Of course, electrification or hydrogen can also help solve this problem, but it will take time for the vehicles and supporting infrastructure to come online and for costs to come down. These are needed long-term solutions, but to start making an impact today, we can’t wait to make a change.
Simply put, taking a wait-and-see approach or making incremental investments in small-scale pilot projects is delaying meaningful action and enabling more fossil fuel use. The way I see it, the choice is to spend a dollar today to burn fossil fuel or to switch to an available, renewable alternative for immediate climate action.
THE WAY FORWARD
As the country continues on its journey to combat climate change, business leaders face the challenge of delivering real, meaningful, and lasting climate action that is also good for shareholders. This can be achieved fast and affordably by choosing to use and support proven solutions like sustainable aviation fuel (SAF), renewable diesel, and advanced diesel engines. Companies can operate a fleet of fossil-diesel-powered trucks or fly planes efficiently and safely.
Given the climate and pollution benefits of renewable fuels, it may seem like a no-brainer to make the switch. However, gaining the needed leadership buy-in can be challenging. There are a few practical actions to make this process easier.
First, reach out to the engine manufacturers that endorse the use of renewable fuels. Cummins, Caterpillar, Rolls-Royce, Airbus, and many others support the use of renewable diesel or sustainable aviation fuel in their engines.
(Full disclosure: Cummins and Caterpillar use Neste’s renewable fuels, and Rolls-Royce is testing Neste’s SAF.)
When speaking with these manufacturers, they’re likely to say two things, broadly: 1) renewable fuels work safely with their existing engines, and 2) renewable fuels do not void the engine’s warranty. Speaking with the manufacturers is an opportunity to ask questions and gain an honest perspective on making the switch.
Second, talk with some of your peers who have made the switch. For example, many cities across the U.S. West Coast power their fleets with renewable diesel. Private sector companies that we work with are also seeing positive impacts to their bottom line and social license to operate from renewable diesel. The positive experience fleet managers have with the fuel is, often, a story they are happy to share. It’s also an opportunity to learn of any challenges they encountered when making the switch. When it comes to air travel, engage with airlines to determine how your company can reduce carbon emissions from business travel by supporting the use of sustainable aviation fuel.
Finally, the best option is to try it. A commitment to fight climate change today will enable society to reduce carbon emissions in challenging sectors like commercial road transport, aviation, and chemical manufacturing — and create a better world for tomorrow.

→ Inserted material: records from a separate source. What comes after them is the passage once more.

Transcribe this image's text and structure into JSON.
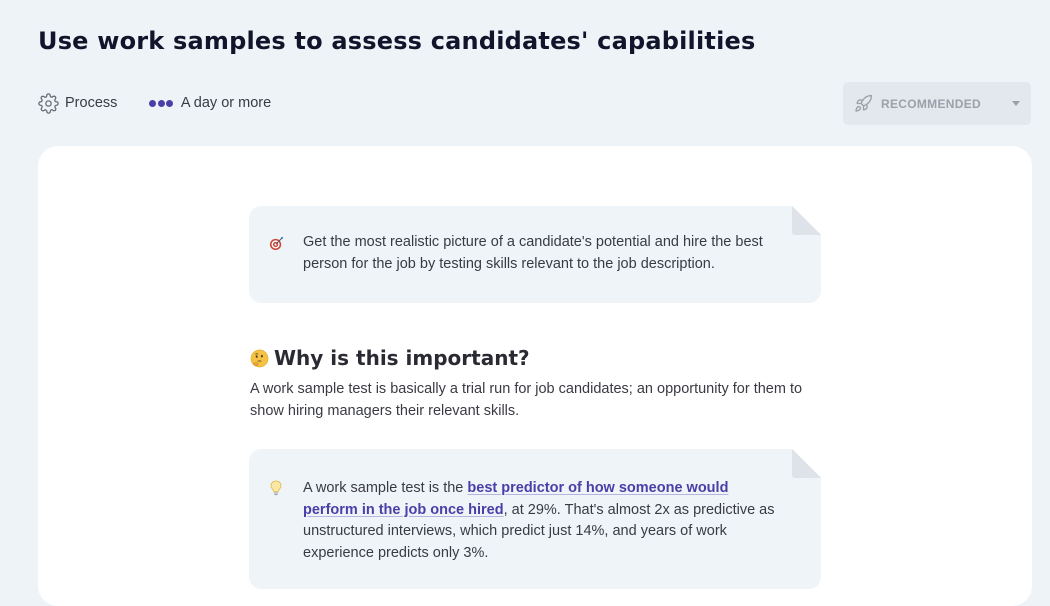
{
  "header": {
    "title": "Use work samples to assess candidates' capabilities",
    "category": {
      "icon": "gear-icon",
      "label": "Process"
    },
    "duration": {
      "icon": "dots-icon",
      "label": "A day or more",
      "dots_color": "#4840a8"
    },
    "status_dropdown": {
      "icon": "rocket-icon",
      "label": "RECOMMENDED",
      "caret_icon": "chevron-down-icon"
    }
  },
  "content": {
    "intro_callout": {
      "icon": "target-icon",
      "text": "Get the most realistic picture of a candidate's potential and hire the best person for the job by testing skills relevant to the job description."
    },
    "section": {
      "heading_icon": "thinking-face-icon",
      "heading": "Why is this important?",
      "body": "A work sample test is basically a trial run for job candidates; an opportunity for them to show hiring managers their relevant skills."
    },
    "tip_callout": {
      "icon": "lightbulb-icon",
      "text_before": "A work sample test is the ",
      "link_text": "best predictor of how someone would perform in the job once hired",
      "text_after": ", at 29%. That's almost 2x as predictive as unstructured interviews, which predict just 14%, and years of work experience predicts only 3%."
    }
  },
  "colors": {
    "page_background": "#eef3f7",
    "card_background": "#ffffff",
    "callout_background": "#eff4f8",
    "accent": "#4840a8",
    "title": "#13132b",
    "muted": "#9aa1aa"
  }
}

Jeremy Baines is president of Neste US, a leading producer of renewable fuels refined from waste and residue materials.